**Data records**

▼▼▼

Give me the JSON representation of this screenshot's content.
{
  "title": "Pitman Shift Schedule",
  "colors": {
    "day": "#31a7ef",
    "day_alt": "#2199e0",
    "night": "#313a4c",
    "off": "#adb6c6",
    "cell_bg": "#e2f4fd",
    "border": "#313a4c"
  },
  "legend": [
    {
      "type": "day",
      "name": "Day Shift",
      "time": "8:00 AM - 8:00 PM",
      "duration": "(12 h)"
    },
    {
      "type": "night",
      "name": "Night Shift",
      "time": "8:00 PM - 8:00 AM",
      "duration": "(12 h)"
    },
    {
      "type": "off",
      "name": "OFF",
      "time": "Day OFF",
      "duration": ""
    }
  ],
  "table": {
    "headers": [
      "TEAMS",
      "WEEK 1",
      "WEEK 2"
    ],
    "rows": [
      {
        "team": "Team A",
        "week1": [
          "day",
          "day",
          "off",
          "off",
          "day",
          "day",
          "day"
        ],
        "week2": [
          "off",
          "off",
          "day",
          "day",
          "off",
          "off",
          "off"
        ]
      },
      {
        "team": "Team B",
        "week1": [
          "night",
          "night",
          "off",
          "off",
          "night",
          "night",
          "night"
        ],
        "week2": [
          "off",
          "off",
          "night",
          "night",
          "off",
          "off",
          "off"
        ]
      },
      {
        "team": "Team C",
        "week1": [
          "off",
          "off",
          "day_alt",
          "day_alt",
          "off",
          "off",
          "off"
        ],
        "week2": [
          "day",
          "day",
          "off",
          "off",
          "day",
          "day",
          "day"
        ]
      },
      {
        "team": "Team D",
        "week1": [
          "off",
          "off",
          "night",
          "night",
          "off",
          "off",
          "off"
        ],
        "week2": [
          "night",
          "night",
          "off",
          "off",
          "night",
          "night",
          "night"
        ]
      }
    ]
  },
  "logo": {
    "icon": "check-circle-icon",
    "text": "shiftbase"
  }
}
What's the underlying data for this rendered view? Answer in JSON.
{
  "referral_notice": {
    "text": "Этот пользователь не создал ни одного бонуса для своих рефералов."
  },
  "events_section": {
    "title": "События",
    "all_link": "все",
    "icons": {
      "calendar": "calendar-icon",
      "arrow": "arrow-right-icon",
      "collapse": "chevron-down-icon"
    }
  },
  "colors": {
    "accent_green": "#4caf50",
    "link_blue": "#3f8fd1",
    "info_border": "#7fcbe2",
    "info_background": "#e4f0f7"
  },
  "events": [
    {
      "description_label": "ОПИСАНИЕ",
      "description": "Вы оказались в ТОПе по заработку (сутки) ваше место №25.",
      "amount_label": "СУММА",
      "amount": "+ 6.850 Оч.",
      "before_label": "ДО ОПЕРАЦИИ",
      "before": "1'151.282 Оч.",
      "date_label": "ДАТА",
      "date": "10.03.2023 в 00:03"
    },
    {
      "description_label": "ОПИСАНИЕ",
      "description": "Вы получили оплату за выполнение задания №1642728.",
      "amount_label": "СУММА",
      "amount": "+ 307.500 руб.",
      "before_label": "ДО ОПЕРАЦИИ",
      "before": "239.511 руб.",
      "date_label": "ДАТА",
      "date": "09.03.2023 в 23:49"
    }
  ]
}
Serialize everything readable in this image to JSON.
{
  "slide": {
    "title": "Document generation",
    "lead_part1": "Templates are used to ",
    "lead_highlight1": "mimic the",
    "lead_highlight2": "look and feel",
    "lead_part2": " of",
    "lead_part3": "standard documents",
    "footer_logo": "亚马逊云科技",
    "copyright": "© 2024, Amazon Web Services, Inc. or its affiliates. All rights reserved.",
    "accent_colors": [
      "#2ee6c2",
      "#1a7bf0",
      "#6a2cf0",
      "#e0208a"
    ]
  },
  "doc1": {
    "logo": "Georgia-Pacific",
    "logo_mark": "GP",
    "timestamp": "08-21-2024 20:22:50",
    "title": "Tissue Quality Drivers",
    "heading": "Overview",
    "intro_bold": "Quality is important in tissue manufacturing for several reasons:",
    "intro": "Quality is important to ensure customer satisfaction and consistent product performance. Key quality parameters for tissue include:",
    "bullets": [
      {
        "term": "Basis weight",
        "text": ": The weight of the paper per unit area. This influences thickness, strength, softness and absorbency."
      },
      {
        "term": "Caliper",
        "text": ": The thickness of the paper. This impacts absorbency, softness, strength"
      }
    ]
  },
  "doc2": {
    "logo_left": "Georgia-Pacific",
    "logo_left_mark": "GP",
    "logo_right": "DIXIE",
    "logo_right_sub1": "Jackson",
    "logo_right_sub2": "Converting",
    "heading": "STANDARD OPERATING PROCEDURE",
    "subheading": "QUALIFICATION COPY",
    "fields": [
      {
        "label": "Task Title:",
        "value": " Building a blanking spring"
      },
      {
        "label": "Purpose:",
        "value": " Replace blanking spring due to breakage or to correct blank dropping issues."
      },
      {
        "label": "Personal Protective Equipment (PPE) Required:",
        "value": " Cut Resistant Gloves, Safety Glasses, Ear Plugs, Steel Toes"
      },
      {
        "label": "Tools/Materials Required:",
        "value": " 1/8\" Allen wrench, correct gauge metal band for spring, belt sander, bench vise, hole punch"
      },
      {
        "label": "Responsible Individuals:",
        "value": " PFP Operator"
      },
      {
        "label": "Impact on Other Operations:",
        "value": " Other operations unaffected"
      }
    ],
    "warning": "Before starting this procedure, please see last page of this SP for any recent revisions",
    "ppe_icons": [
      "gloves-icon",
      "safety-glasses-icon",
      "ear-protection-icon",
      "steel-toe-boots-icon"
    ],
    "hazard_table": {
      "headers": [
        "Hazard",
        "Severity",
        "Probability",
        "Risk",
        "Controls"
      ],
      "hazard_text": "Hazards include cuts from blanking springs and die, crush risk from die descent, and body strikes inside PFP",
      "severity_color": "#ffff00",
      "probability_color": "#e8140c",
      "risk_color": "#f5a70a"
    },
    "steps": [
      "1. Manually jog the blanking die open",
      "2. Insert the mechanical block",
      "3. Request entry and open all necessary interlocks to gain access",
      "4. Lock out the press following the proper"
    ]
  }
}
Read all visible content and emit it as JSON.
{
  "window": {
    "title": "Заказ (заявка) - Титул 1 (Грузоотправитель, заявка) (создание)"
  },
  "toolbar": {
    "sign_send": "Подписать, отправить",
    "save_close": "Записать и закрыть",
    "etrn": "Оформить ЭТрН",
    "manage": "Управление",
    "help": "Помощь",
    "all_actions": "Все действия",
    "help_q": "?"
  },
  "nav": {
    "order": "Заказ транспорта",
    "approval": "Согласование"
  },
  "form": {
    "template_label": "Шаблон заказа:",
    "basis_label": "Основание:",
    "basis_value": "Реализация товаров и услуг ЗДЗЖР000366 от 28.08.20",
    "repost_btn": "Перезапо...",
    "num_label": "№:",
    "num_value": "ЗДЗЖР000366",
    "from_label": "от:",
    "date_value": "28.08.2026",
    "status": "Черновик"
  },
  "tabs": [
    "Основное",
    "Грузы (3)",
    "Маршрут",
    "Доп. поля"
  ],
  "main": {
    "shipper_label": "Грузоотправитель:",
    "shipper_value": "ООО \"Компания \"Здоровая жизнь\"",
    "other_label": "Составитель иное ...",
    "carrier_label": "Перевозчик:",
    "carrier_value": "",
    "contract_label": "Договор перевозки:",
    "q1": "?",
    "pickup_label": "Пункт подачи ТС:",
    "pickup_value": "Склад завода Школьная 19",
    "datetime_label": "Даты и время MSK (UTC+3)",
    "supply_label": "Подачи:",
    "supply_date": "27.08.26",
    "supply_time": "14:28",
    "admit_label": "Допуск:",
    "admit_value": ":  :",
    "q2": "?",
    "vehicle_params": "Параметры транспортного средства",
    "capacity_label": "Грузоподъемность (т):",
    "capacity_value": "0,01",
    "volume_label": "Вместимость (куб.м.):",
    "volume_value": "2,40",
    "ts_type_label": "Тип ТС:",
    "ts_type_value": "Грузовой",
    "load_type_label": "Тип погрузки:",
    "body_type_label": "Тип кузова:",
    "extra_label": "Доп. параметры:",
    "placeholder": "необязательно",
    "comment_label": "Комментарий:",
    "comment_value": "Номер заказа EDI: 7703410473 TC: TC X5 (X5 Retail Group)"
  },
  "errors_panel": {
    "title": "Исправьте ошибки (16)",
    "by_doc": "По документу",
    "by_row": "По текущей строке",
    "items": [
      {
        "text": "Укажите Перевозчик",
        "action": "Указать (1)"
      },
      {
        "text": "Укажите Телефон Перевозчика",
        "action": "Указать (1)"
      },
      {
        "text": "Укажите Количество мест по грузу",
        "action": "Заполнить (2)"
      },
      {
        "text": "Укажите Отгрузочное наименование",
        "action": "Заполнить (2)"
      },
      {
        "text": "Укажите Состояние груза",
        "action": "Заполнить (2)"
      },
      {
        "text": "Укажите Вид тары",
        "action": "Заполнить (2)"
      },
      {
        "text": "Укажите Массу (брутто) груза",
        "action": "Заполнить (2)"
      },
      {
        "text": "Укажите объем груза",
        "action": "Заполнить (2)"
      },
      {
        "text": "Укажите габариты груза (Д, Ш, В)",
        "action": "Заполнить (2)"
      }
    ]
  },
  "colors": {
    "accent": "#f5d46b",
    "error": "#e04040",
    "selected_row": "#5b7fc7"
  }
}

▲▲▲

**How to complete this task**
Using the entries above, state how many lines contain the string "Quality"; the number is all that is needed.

**Reply**
3